On Monday, even as Mamata was meeting Prime Minister Narendra Modi in Delhi, the CBI, probing the Saradha chit fund scam, sent a notice to the Trinamool Congress seeking information on who had bought Mamata Banerjee’s paintings, details of the donations to the party and how much worth of advertisements had been carried in the party’s organ between 2010 and 2014. The notice, signed by Tathagata Bardhan, ABBC superintendent of police of the CBI, was sent to the party’s all-India general secretary and the information was sought by March 10.
“I’ve just taken over. So, I can’t comment on the matter,” remarked Subrata Bakshi, who was recently appointed as the all-India general secretary replacing Mukul Roy. And both education minister Partha Chatterjee and Trinamool Rajya Sabha leader Derek O’Brien told HT that they had no idea of the CBI notice.
The CBI notice raises a question that was touched upon by Modi during the 2014 Lok Sabha poll campaign. During his visits to Bengal, Modi often wondered who had bought Mamata’s paintings for such a huge sum. He then had quoted a figure of Rs. 1.8 lakh and hinted that Saradha funds had been used to buy them.
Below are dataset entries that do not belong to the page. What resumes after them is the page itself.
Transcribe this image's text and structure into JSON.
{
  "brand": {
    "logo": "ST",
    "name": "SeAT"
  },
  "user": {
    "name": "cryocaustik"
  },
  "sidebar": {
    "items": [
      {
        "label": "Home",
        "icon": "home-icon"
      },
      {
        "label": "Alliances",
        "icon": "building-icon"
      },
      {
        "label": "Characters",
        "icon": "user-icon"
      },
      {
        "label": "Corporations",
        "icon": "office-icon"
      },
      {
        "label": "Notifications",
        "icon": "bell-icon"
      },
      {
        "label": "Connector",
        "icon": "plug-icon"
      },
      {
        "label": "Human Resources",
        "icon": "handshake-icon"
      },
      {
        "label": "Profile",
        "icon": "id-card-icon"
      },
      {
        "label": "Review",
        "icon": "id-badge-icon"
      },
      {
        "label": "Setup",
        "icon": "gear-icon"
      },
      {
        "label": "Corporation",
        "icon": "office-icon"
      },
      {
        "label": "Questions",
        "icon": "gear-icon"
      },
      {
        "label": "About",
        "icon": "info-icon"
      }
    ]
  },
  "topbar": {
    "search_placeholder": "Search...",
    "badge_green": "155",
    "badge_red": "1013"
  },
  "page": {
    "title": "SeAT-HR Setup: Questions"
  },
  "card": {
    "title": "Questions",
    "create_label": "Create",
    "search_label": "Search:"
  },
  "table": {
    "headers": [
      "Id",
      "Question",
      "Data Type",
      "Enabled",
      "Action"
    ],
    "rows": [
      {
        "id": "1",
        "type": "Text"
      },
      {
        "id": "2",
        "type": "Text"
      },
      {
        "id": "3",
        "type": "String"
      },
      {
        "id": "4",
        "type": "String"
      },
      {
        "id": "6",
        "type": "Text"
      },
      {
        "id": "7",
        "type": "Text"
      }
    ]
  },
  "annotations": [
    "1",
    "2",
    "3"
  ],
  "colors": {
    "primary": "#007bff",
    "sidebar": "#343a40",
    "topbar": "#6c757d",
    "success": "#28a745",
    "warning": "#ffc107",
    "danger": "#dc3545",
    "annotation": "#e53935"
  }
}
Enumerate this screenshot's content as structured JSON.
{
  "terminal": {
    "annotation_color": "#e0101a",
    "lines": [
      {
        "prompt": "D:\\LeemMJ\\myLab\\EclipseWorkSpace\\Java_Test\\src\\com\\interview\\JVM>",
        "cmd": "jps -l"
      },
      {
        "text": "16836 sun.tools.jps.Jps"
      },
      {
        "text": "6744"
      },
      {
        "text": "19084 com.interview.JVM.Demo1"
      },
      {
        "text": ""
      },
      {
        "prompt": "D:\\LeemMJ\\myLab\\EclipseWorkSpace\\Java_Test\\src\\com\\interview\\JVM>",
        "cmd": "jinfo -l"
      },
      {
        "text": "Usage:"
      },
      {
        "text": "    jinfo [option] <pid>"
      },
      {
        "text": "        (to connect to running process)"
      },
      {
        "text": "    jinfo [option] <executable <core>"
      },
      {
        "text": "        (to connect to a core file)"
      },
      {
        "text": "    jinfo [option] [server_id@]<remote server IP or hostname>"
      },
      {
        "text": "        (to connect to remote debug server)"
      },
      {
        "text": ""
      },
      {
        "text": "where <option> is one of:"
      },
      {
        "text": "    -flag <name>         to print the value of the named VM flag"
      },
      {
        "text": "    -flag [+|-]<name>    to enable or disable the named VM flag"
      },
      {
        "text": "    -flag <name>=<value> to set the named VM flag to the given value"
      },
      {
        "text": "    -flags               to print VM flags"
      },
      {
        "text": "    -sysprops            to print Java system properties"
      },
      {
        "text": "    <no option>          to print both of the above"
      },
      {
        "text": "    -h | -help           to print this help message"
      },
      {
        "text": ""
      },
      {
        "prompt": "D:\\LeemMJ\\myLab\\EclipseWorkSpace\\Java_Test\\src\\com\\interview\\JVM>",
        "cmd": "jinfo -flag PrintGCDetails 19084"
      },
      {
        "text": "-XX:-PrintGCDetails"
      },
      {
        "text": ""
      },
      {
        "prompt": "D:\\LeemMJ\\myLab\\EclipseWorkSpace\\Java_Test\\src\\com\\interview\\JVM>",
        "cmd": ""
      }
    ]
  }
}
“The CBI notice is pertinent,” remarked BJP state president Rahul Sinha. “We welcome the CBI step. But it shouldn’t procrastinate and allow the culprits to hide their spoils,” remarked Left leader Manoj Bhattacharya.
Over the past few years, Mamata has held four exhibitions of her paintings in the city. She has frequently claimed that she sells her creations to raise money to run her party.
The CBI has asked the party to provide details of who bought the paintings and the price of the canvases. The agency also asked the party to provide details of the advertisements that Jago Bangla (the Trinamool party organ) had got between 2010 and 2015.
Had he not been removed from his position, Mukul Roy would have had to go to the CBI office with the details. On Monday, he remarked cryptically, “I was there when the party was registered (in 1998). But surely, the party hasn’t evaporated with me.” (What he indicated was that somebody in the party should take responsibility and travel to the CBI office with the file).